Anonymous,

Ron. Exactly how does high speed download enhance our capacity to use 'the stuff between our ears' (Sorry Malcolm, it's still crazy, August 21)? Personally I hope we're still 'rolling off the stuff in the ground' to give us a hope to pay-off the NBN to keep the welfare system processing faster. Don't worry though; we're already re-inventing ourselves as a nation faster than a fibre optic broadband network.

Anonymous,

Alan, my name is Carl Jackson, I am a rare beast ( Sorry Malcolm, it's still crazy, August 21)- a professional builder of FTTH Networks who does not have a vested interest in the NBN. I'd like to add an industry perspective based on the projects I've worked on in Australia and O/S.
Firstly this number of 93% - current Greenfield monopoly rollouts are getting takeups of no more than 90% and falling. This is due to direct wireless replacement. It is not possible that 93% can ever be hit. Around the world no large FTTH rollout has ever beaten 50% The takeup figure is not grounded in experience and credible analysts should not touch it with a bargepole - it will be signficantly less than claimed.
The "21st Century fibre network" language you use is nice marketing, but not industry language. The kings of FTTH - Alcatel-Lucent, use the term FTT$ or - "Fibre to the most economical point". The economic law here is that you should only build fibre to as close a point to the home as will pay a return for the investment made in the life of the solution. FTTH is many years from passing the FTT$ test in Austalia. Network builders doing the maths on Broadband in Australia today would always recommend FTTN. I know, I suggested national FTTH to the head of Alcatels Access networks several years ago and was laughed out of his office!
The hype about FTTH networks neatly avoids the issue of apps. The are no FTTH apps and the big software houses arnt building them - they are building apps for the fast growing sub 2MBs/sec mobile phone markets of India and China. There will never be apps that need NBN bandwidth in its lifetime because of these market forces.
Lastly the NBN rollout is more deeply in trouble than is visible outside the industry.
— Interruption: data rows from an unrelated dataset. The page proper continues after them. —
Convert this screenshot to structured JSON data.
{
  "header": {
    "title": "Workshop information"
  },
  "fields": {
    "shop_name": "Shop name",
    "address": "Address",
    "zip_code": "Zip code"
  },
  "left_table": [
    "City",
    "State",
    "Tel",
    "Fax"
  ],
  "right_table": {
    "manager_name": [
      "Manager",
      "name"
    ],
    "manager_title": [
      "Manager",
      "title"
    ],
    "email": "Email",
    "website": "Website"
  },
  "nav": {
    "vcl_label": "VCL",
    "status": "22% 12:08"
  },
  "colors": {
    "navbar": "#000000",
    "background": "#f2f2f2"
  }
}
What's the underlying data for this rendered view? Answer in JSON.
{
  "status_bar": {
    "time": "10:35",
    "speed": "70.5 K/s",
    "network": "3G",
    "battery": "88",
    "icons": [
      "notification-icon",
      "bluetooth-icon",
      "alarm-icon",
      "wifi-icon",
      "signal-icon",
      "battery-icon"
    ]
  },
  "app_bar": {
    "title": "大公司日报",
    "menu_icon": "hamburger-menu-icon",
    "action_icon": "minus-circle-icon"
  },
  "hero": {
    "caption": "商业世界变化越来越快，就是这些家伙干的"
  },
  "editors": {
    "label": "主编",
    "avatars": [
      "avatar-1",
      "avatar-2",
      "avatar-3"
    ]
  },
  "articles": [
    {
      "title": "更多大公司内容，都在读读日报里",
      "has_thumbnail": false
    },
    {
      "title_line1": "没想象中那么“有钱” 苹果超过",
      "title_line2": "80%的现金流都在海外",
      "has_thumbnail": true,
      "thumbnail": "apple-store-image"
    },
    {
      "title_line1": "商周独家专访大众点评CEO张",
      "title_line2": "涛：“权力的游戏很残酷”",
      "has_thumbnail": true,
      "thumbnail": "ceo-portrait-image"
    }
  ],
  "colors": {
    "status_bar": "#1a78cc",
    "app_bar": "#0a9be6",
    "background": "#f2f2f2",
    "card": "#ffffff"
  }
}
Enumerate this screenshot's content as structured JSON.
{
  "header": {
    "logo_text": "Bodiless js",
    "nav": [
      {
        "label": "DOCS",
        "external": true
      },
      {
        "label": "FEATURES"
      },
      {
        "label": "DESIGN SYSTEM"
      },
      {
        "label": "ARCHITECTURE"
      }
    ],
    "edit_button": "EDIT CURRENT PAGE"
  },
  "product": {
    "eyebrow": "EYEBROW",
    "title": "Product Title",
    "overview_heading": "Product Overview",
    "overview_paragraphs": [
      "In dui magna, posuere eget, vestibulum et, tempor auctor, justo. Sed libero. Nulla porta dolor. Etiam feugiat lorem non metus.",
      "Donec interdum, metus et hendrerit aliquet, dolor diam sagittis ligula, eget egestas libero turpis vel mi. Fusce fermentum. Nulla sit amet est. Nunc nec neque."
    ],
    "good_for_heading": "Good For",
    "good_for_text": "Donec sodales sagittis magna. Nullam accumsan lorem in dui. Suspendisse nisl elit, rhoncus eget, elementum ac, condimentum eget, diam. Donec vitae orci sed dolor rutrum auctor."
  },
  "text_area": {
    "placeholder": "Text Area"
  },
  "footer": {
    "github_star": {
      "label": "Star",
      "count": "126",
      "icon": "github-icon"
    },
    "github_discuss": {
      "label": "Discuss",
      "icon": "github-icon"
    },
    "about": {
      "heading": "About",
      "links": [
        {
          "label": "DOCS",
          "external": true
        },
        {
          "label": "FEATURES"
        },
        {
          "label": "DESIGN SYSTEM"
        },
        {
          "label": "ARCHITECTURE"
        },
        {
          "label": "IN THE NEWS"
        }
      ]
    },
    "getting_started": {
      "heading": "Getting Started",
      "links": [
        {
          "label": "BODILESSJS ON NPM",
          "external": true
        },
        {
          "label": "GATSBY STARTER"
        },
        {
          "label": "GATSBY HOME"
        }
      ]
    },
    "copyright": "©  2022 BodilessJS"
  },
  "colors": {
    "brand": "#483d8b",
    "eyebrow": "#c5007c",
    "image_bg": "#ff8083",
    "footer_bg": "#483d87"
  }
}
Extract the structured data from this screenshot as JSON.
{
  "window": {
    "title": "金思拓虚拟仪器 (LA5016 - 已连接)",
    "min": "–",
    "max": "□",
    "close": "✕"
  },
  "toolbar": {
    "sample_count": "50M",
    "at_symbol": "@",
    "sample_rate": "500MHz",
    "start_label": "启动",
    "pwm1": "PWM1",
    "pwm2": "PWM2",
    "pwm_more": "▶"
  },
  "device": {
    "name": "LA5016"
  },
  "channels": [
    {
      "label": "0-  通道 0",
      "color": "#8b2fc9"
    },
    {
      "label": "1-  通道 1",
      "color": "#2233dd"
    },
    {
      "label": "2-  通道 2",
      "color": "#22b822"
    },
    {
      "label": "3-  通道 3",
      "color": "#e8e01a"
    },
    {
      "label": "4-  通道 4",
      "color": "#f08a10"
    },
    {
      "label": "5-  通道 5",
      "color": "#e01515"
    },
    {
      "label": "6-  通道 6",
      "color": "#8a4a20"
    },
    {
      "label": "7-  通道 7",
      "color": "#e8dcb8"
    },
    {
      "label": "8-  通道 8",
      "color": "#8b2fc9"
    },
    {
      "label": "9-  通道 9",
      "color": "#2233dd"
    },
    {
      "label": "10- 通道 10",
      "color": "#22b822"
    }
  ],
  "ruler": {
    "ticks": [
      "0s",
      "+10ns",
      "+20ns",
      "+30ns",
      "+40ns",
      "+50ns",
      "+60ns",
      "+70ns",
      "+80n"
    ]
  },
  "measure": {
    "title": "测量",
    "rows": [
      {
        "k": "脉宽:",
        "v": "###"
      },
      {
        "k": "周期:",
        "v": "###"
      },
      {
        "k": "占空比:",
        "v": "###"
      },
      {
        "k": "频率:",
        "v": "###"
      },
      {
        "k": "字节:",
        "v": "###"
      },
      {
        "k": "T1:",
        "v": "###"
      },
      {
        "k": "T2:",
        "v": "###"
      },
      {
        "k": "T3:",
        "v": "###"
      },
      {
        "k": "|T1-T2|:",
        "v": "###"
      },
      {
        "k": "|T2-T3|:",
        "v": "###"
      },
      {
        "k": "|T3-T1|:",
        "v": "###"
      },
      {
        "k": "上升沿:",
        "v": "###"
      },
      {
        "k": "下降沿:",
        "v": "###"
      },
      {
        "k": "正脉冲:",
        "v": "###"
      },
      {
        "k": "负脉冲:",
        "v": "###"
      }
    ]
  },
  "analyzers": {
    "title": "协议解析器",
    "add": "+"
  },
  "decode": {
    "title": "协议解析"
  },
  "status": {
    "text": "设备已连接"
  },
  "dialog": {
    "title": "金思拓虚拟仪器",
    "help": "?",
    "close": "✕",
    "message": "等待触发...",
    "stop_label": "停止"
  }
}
The NBN just doesnt have the depth of an incumbent Telco and will not get close to their targets.
Turnbull has built a credible alternative strategy - its closer to an industry professionals approach than Conroys NBN. Crazy's not a credible analysis

Anonymous,

Much as I like Malcolm (Sorry Malcolm, it's still crazy, August 21), particularly as an alternative leader to that other fellow, and certainly as a clearer and more articulate presenter of an argument than Joe (read Joe's primitive contribution above), he is on the wrong wavelength on this subject and congratulations to Alan for pointing out a key point against the Coalition's policy that every politician should appreciate - it will prove very unpopular in those key regional and remote areas that are desperately looking forward to being treated equally for once. There are many key votes swinging on this Malcolm!

Anonymous,

I say Malcolm is mostly right,but cant be bothered to argue about it anymore (Sorry Malcolm, it's still crazy, August 21).Too many of the people who want NBN are using dodgy arguments or 'trust us-it will somehow be magic!' ideas.Whatever
Anyway,there is one thing i quite agree with you on,Alan.That is ,telstra will be a bunch of ***holes to deal with

Anonymous,

For Malcolm Turnbull to be able to do anything he first has to gain Government (Sorry Malcolm, it's still crazy, August 21), and I for one wouldn't be placing any bets this far out from an election. As we all know, 12 months or more is an eternity in politics. The tide is turning and Tony Abbott is getting wet feet.

Anonymous,

how are they going to get 93% of the population to conect (Sorry Malcolm, it's still crazy, August 21)? Only one way by being the only supplier and what will that do to the price you will pay? smoke mirrors and a pipe dream Jim